    I see you Jerusalem Slim
    As my father called you
    Tottering on his kitchen chair
    Nursing his Four Roses whiskey feverishly

    Resurrected and reappearing to David
    Admonishing against the sin of gluttony

    Lord I have acceded to acedia
    To the stretch marks of indolence that mark
    My body and my years

    Christ you are standing there
    In the historiated initial - the large D of David -
    Your footprints have disrupted the circle

    The dialectic of history and left us strangely free
    As clouds indeterminate and fleeting
    The dark wind is not soft but galish
    With the brute force of immediacy
    The trembling that Abraham knew journeying

    Looking more closely at you
    I see only your right foot - the big toe
    And the next one - outside of the circle
    Your hand is raised

    You are not speaking you are blessing
    The silence without end

  • #2
    My goodness.

    I could read this endlessly, and still mine new fields.

    This is quite a write!


    • #3
      In my youth, I stumbled upon a Medieval Iconology course I took at university as an elective and a "time out" from psychology studies. It was a small group seminar (8 students) taught in the professor's office He would often display medieval paintings on a screen and literally interrogate students as to who were in the pictures, what they were doing, what was happening in the background, when was it painted, what school of painting was it from, what were the philosophical beliefs behind the picture, and so forth. I was in abject terror in most of the classes. He also
      assigned an unbelievable background reading load to the course. When one student objected that perhaps about a 1000 pages for reading for next week was excessive.,he received a verbal assault to end all assaults. In my case, I really enjoyed the illuminations in manuscripts particularly the bas de page illustrations in the margins and at the bottom of the pages. I wrote a term paper about this illumination. DWAYNE, thank you mutely for your comments here and elsewhere. Much appreciated.


      • #4
        I like this very much Tanner. I wasn't familiar with the Gorleston Psalter and did some reading (on the internet only) about it. The illustrations, as with so many old hand drawn manuscripts, are so beautiful. I've never learned to read Latin (pretty sad I know), so the text I saw was unintelligible to me. The article I read indicated that this work is known for its humorous marginalia. Do you remember anything like that?


        • #5
          Hi RLW, The entries in the margins are called bas de page and are often humorous, or provide additional gloss/interpretation of the test. Many of these illuminations were done with gold leaf and are extremely valuable. The artist/monks were extremely talented
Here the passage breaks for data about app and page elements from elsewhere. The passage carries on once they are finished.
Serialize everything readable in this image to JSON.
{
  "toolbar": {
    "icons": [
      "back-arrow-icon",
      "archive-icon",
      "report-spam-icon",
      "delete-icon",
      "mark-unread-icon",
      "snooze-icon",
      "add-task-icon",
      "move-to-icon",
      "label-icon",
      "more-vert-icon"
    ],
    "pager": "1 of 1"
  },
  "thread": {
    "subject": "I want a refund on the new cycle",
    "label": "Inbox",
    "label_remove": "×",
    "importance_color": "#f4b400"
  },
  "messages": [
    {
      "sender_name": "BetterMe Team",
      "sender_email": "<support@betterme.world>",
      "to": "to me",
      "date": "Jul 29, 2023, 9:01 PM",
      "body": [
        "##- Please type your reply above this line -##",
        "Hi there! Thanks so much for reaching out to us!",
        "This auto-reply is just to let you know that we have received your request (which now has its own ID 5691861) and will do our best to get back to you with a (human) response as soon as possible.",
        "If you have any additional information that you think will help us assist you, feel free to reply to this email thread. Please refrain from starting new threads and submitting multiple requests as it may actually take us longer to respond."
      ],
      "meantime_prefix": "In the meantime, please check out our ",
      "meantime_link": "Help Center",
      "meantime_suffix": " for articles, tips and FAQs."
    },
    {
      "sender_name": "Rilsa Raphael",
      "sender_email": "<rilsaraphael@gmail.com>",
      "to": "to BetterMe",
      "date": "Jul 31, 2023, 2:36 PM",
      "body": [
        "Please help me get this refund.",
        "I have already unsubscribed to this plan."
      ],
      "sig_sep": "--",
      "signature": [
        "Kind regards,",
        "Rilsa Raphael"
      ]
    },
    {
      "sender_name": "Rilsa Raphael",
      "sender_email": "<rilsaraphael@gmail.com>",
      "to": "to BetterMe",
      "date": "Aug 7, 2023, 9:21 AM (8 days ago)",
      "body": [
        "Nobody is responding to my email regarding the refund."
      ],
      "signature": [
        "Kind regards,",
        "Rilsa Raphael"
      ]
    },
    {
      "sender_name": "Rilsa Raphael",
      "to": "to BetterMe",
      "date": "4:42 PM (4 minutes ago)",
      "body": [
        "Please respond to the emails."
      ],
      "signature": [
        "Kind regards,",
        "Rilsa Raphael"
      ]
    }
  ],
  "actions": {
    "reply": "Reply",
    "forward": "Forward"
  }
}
          • #6
            I am a big fan of mediaeval drolleries, Tanner; such delightful whimsy, and such colours! As to your poem, it is a fitting reflection on the artform you have studied, revealing its thought-world winsomely, enriched by your own perspective on the divine.


            • #7
              This is extremely well-written and interesting, Tanner. The background information you provided is necessary for the uneducated among us as an aid to understanding and to introduce us to things of which we were previously ignorant for our enrichment. Much like grant, Sensei does.


              • #8
                Grant and MHenry, thank you from your comments, observations from your towering intellects are always appreciated, even when short-comings are noted.